How to Find a Co-Author
Collaborating on a writing project with a co-author can minimize the workload required, offer additional resources and expertise needed for the project, improve the project with extra critique and editing, and strengthen ideas with the added creative energy. To find a co-author, you must be aware of what you want an additional author to bring to the project, what skills they must require, and how to effectively advertise to attract the right person to your project.
Determine the reason you are seeking out a co-author. You will save time searching for a co-author if you can advertise specifically what you want them to contribute to the project. A good co-author is one who complements your writing style and brings additional knowledge to the writing topics, and by creating guidelines of what you want in a co-author, you'll quickly eliminate the writers that are insufficient to work on the material.

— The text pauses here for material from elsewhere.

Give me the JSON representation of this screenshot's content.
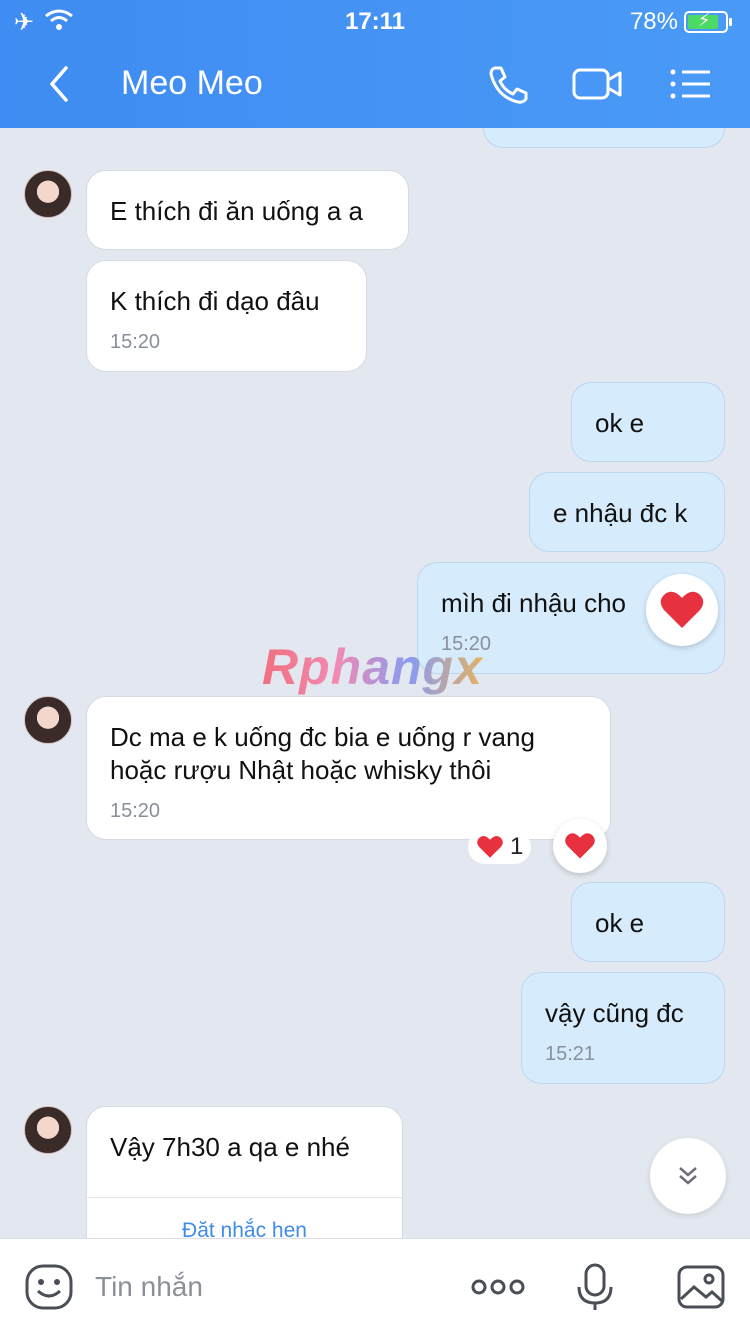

Inquire with close friends and relatives. The best co-author is someone familiar and trustworthy. If someone in your inner social circle is a writer or an expert with inside information on a topic you wish to explore in your writing project, proposition them about working with you. Though creating a business relationship with a personal relation can strain a friendship, outlining work detail and responsibilities beforehand reduces the possibility of conflict.
Search through writing groups, writing courses, and social networks. Join local writing groups and attend on a regular basis to establish a rapport with local writers. Attend writing courses at local universities or contact professors for writing contacts. Use social networks like Facebook, Myspace, Twitter, or deviantART to advertise that you are seeking a co-author. Websites like StoryMash allow writers to collaborate on fiction projects, self-publish on the StoryMash site, and earn a portion of advertisement revenue.
Advertise in libraries and universities and post ads in online forums. Print out a few flyers, with brief synopsis of the writing project and the kind of co-author you are seeking. Include your first name, as well as phone number or email address, then post the flyer in local libraries or universities. You can also create ads to post online in various writing communities, like Absolute Write or Writer's Digest. If you're writing in a specific niche, like horror fiction or journalistic non-fiction, finding the appropriate online forums for those areas can narrow your search and yield more appropriate writers for your project.
April Lee started writing professionally in 2009. She is the marketing writer for an independently owned cheese business. She attended the University of North Texas and majored in English.